--- Materials provided ---
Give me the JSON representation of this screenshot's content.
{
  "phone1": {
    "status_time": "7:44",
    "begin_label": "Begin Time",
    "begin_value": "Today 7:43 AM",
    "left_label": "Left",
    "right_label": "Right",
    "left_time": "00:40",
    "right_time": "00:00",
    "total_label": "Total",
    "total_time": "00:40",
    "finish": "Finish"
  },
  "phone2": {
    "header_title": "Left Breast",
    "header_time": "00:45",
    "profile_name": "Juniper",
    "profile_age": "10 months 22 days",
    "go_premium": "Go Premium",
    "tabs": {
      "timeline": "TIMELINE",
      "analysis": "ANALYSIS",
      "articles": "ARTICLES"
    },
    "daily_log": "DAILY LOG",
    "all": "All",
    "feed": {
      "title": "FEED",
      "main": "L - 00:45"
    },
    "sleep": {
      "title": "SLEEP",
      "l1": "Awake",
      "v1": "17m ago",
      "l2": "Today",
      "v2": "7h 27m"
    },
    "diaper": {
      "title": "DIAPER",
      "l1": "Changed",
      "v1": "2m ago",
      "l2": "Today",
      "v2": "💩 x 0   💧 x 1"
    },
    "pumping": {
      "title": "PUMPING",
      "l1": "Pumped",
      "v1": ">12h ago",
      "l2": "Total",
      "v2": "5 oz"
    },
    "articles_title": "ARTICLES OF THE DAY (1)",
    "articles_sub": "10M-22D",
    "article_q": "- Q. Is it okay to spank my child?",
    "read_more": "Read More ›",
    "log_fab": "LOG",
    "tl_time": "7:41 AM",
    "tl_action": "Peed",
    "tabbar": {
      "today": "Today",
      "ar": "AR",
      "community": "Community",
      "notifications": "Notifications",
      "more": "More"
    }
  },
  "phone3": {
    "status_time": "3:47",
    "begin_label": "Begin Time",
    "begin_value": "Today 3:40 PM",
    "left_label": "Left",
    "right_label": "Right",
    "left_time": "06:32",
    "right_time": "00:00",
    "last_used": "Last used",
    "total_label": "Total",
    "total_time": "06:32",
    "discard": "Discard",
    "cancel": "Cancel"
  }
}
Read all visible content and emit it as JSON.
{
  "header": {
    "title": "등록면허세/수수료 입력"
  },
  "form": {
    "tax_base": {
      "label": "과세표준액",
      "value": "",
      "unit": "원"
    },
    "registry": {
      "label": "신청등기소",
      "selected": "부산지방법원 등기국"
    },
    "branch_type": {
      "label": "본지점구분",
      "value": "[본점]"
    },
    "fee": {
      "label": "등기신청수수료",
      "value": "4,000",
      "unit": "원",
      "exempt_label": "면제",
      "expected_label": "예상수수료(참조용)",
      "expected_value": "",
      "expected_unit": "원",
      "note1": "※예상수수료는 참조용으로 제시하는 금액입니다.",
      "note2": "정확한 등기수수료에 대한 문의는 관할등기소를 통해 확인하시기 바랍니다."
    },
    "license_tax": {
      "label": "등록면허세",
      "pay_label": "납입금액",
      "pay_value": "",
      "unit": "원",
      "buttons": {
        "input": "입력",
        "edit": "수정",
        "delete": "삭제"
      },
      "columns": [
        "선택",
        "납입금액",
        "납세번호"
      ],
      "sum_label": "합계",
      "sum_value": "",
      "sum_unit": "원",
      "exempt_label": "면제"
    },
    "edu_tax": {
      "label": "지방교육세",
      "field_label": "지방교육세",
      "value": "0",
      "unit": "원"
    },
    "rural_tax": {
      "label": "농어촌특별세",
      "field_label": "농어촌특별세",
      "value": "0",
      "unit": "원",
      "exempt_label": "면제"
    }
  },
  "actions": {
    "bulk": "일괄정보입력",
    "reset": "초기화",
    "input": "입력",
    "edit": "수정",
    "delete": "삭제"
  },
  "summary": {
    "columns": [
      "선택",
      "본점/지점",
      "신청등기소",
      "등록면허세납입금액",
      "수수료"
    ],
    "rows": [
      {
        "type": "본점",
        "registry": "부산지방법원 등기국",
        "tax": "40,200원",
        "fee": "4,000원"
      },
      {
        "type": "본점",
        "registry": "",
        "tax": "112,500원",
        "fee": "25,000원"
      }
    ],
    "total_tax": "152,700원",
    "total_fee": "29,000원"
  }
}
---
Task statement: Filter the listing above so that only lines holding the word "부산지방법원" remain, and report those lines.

Answer area:
      "selected": "부산지방법원 등기국"
        "registry": "부산지방법원 등기국",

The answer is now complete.